Dr. Reyna Vergara, an assistant professor of Spanish at The W, said the first priority in the Spanish program is to send students abroad because it provides them with full immersion in the language and culture. Given COVID and other hardships or responsibilities some students are encountering, the class needed alternative to the study-abroad experience for the Spanish major and the Spanish Education K-12 Certification requirement. As a result, in the spring of 2020, Vergara started teaching the internship as a special topic to explore the possibility of developing it into a new course. The course features 120 hours divided between theory and practice, and its enrollment has grown each year since inception.

“I have seen the internship evolve in very positive ways,” Vergara said. “This past spring, all three interns had another major. Two of them were double-majors and one was a minor who got accepted in the school of nursing that semester. It gave me great pleasure to see the interest that these interns had not only in serving the communities of Spanish-speaking descent presently, wherever there was a need, but also in their future careers. They wanted to learn terminology and be able to communicate in Spanish in their respective fields.”

Vergara said Roman was a “hands-on intern” who was aware and engaged with her surroundings and who helped co-workers and acquaintances by translating or advocating for them. She said Roman also tutored Spanish-speaking children in Columbus and after graduating worked as a direct supervisor for Sarah Grace Evans, the second intern from The W placed with SOCSD.

“We want our graduates, whether majors or minors, to be competitive in the job market and to provide valuable services to underrepresented members of their respective communities,” Vergara said. “At the end of her internship, Jazmin said one thing that stood out to me. She said she was ‘excited to get more active in the community.’ I know this internship can take some students out of their comfort zone, but as it was in her case, it also can awaken them to a new purpose.”   

Robert Brown, EL student services coordinator for the SOCSD, said all of the feedback about the interns and their work has been unanimously positive.

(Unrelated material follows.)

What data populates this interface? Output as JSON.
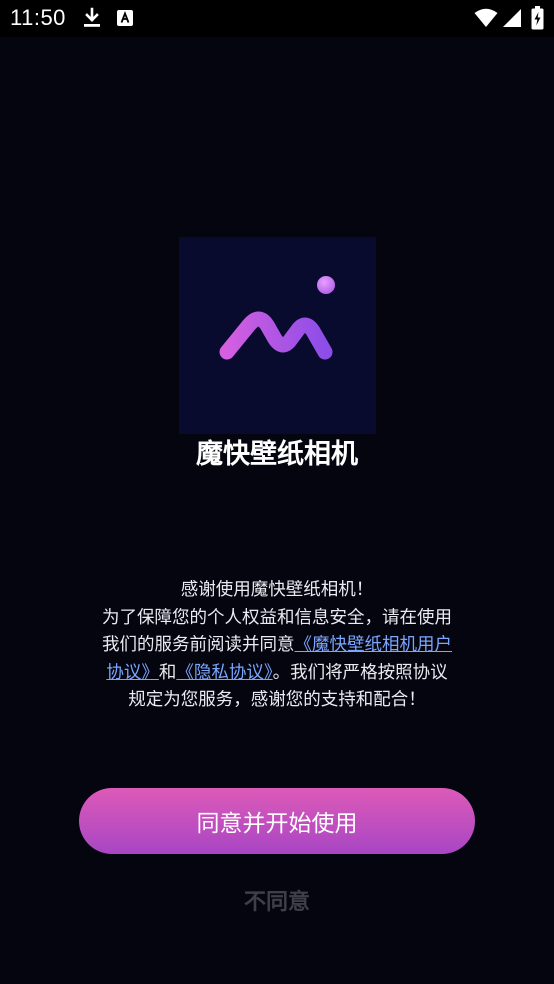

He said all of the students have enjoyed working with the interns and their time together has helped them feel more welcomed and connected to the school.

“The internships are important to the students who are receiving help, but they’re also important to the teachers in the buildings where the interns are placed,” Brown said. “When an EL student has had academic difficulties in a teacher’s class, the teachers have worked with the interns to help these struggling students via more focused, individualized instruction. With the number of EL students nationwide growing every year, it’s difficult for individual districts to provide all the services to these students that we are required to supply. The interns from The W have excelled at helping us meet this ever-growing need.”

Roman plans to keep teaching for as long as she can so she can help as many EL students realize they can have a bright future if they do well in school.

“I would recommend other students to get involved with the internship program because it is an opportunity to grow and learn,” Roman said. “It is an experience that will help them see a different side in education.”

Students with questions about the Spanish Service-Learning Internship or the Spanish program can contact Dr. Vergara at​.

Aug. 23, 2022
Contact: Adam Minichino
(662) 329-1976